1. Stock price prediction is a challenging process due to the uncertain and unpredictable behavior of stock prices, and investors require fast and accurate information to make effective decisions.

2. Machine learning techniques and algorithms have been employed to improve the accuracy of stock price prediction, including deep learning and time series analysis.

3. Finding the most effective prediction model that generates the most accurate prediction with the lowest error percentage is an ongoing area of research in finance and economics.

Article analysis:

The article titled "A survey on machine learning for stock price prediction: algorithms and techniques" provides a comprehensive review of studies on machine learning techniques and algorithms used to improve the accuracy of stock price prediction. The authors highlight the importance of accurate information in stock market trading, given the numerous factors that influence decision-making processes and the uncertainty surrounding stock prices.

The article is well-structured, with a clear introduction, literature review, methodology, results, and conclusion. The authors provide a detailed overview of various machine learning techniques such as deep learning, time series analysis, and support vector machines (SVMs) used in stock price prediction. They also discuss the advantages and limitations of each technique.

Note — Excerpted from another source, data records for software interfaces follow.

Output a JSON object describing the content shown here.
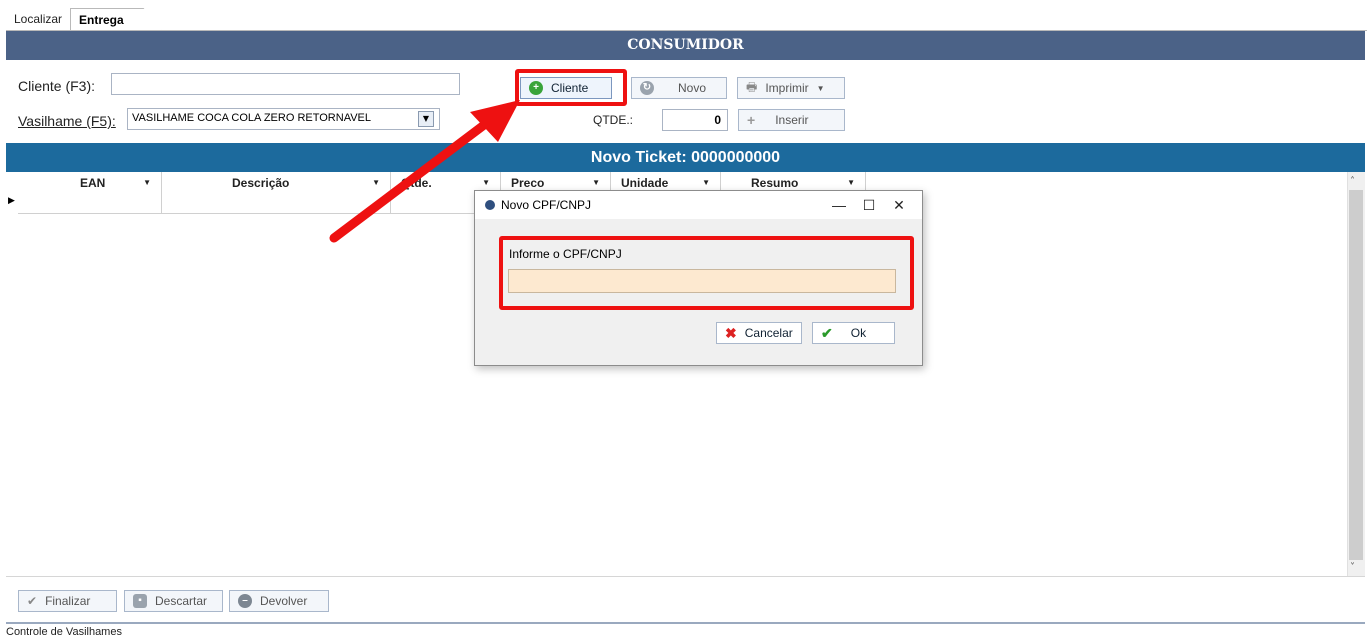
{
  "tabs": {
    "localizar": "Localizar",
    "entrega": "Entrega"
  },
  "consumidor": {
    "title": "CONSUMIDOR",
    "cliente_label": "Cliente (F3):",
    "cliente_value": "",
    "vasilhame_label": "Vasilhame (F5):",
    "vasilhame_value": "VASILHAME COCA COLA ZERO RETORNAVEL",
    "qtde_label": "QTDE.:",
    "qtde_value": "0",
    "buttons": {
      "cliente": "Cliente",
      "novo": "Novo",
      "imprimir": "Imprimir",
      "inserir": "Inserir"
    }
  },
  "ticket": {
    "title": "Novo Ticket: 0000000000",
    "columns": [
      "EAN",
      "Descrição",
      "Qtde.",
      "Preco",
      "Unidade",
      "Resumo"
    ]
  },
  "footer": {
    "finalizar": "Finalizar",
    "descartar": "Descartar",
    "devolver": "Devolver",
    "bottom_tab": "Controle de Vasilhames"
  },
  "dialog": {
    "title": "Novo CPF/CNPJ",
    "field_label": "Informe o CPF/CNPJ",
    "field_value": "",
    "cancel": "Cancelar",
    "ok": "Ok"
  },
  "colors": {
    "band_consumidor": "#4b6287",
    "band_ticket": "#1c6a9d",
    "highlight": "#e11111",
    "input_focus_bg": "#fde9d0"
  }
}
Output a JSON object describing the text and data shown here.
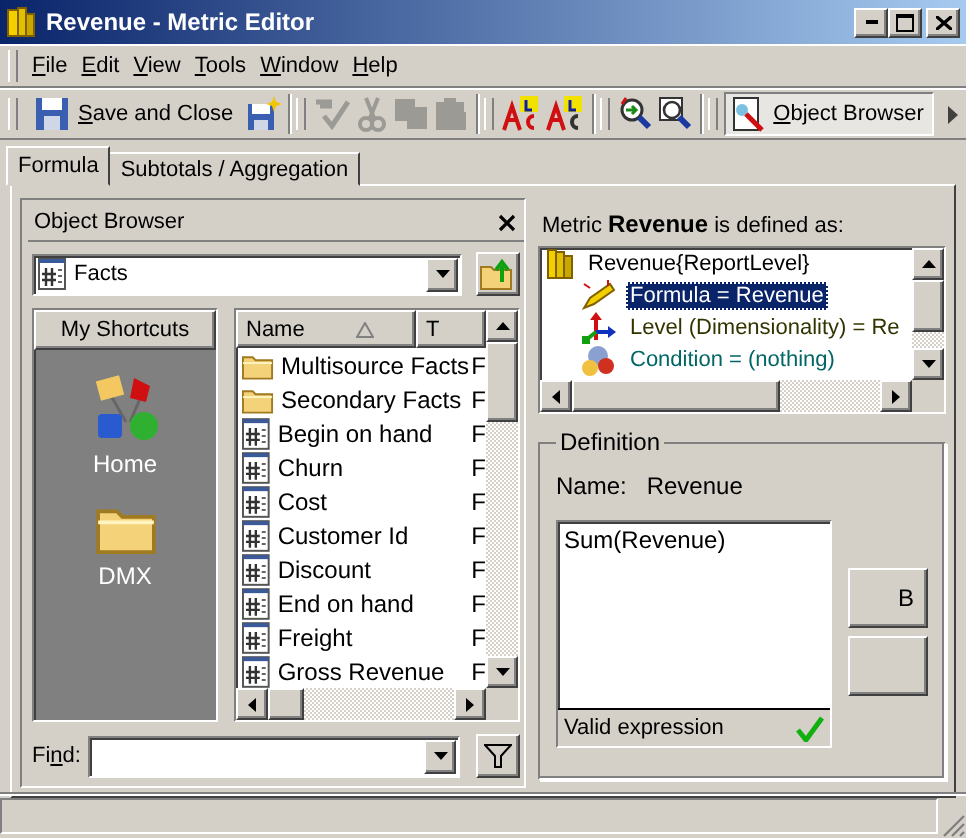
{
  "window": {
    "title": "Revenue - Metric Editor"
  },
  "menu": [
    {
      "label": "File"
    },
    {
      "label": "Edit"
    },
    {
      "label": "View"
    },
    {
      "label": "Tools"
    },
    {
      "label": "Window"
    },
    {
      "label": "Help"
    }
  ],
  "toolbar": [
    {
      "kind": "button",
      "label": "Save and Close"
    },
    {
      "kind": "icon",
      "disabled": false
    },
    {
      "kind": "separator"
    },
    {
      "kind": "icon",
      "disabled": true
    },
    {
      "kind": "icon",
      "disabled": true
    },
    {
      "kind": "icon",
      "disabled": true
    },
    {
      "kind": "icon",
      "disabled": true
    },
    {
      "kind": "separator"
    },
    {
      "kind": "icon",
      "disabled": false
    },
    {
      "kind": "icon",
      "disabled": false
    },
    {
      "kind": "separator"
    },
    {
      "kind": "icon",
      "disabled": false
    },
    {
      "kind": "icon",
      "disabled": false
    },
    {
      "kind": "separator"
    },
    {
      "kind": "toggle",
      "label": "Object Browser",
      "pressed": true
    }
  ],
  "tabs": [
    {
      "label": "Formula",
      "selected": true
    },
    {
      "label": "Subtotals / Aggregation",
      "selected": false
    }
  ],
  "object_browser": {
    "title": "Object Browser",
    "folder": "Facts",
    "shortcuts": {
      "title": "My Shortcuts",
      "items": [
        {
          "kind": "home",
          "label": "Home"
        },
        {
          "kind": "folder",
          "label": "DMX"
        }
      ]
    },
    "columns": [
      "Name",
      "T"
    ],
    "rows": [
      {
        "kind": "folder",
        "name": "Multisource Facts",
        "type": "F"
      },
      {
        "kind": "folder",
        "name": "Secondary Facts",
        "type": "F"
      },
      {
        "kind": "fact",
        "name": "Begin on hand",
        "type": "F"
      },
      {
        "kind": "fact",
        "name": "Churn",
        "type": "F"
      },
      {
        "kind": "fact",
        "name": "Cost",
        "type": "F"
      },
      {
        "kind": "fact",
        "name": "Customer Id",
        "type": "F"
      },
      {
        "kind": "fact",
        "name": "Discount",
        "type": "F"
      },
      {
        "kind": "fact",
        "name": "End on hand",
        "type": "F"
      },
      {
        "kind": "fact",
        "name": "Freight",
        "type": "F"
      },
      {
        "kind": "fact",
        "name": "Gross Revenue",
        "type": "F"
      }
    ],
    "find_label": "Find:"
  },
  "metric": {
    "heading": "Metric **Revenue** is defined as:",
    "tree": {
      "label": "Revenue{ReportLevel}",
      "children": [
        {
          "kind": "formula",
          "label": "Formula = Revenue",
          "selected": true
        },
        {
          "kind": "level",
          "label": "Level (Dimensionality) = Re",
          "selected": false,
          "color": "#333300"
        },
        {
          "kind": "condition",
          "label": "Condition = (nothing)",
          "selected": false,
          "color": "#006666"
        }
      ]
    },
    "definition": {
      "title": "Definition",
      "name_label": "Name:",
      "name": "Revenue",
      "formula": "Sum(Revenue)",
      "status": "Valid expression",
      "valid": true
    },
    "side_buttons": [
      {
        "label": "B"
      }
    ]
  }
}
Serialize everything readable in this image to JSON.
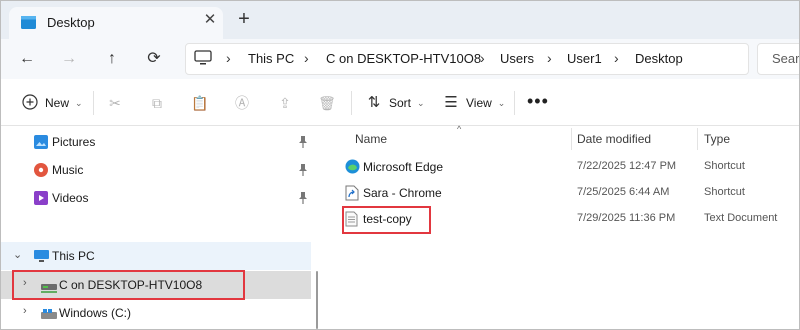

However, there are some potential biases in this article. Firstly, the authors only focus on machine learning techniques for stock price prediction and do not consider other approaches such as fundamental analysis or technical analysis. This one-sided reporting may limit readers' understanding of different methods used in stock market trading.

Secondly, while the authors discuss the advantages of using machine learning techniques for stock price prediction, they do not mention any potential risks associated with these methods. For instance, relying solely on historical data to predict future prices may lead to inaccurate predictions if unforeseen events occur.

Thirdly, the authors do not explore counterarguments or alternative perspectives on their findings. For example, some researchers argue that traditional statistical models such as autoregressive integrated moving average (ARIMA) can be more accurate than machine learning models in predicting stock prices.

Finally, there is some promotional content in this article. The authors mention their affiliation with a university at the beginning of the paper but do not disclose any conflicts of interest that may have influenced their research findings.

In conclusion, while this article provides valuable insights into machine learning techniques for stock price prediction, it has some potential biases that readers should be aware of. Future research should consider alternative approaches to predicting stock prices and explore potential risks associated with machine learning techniques.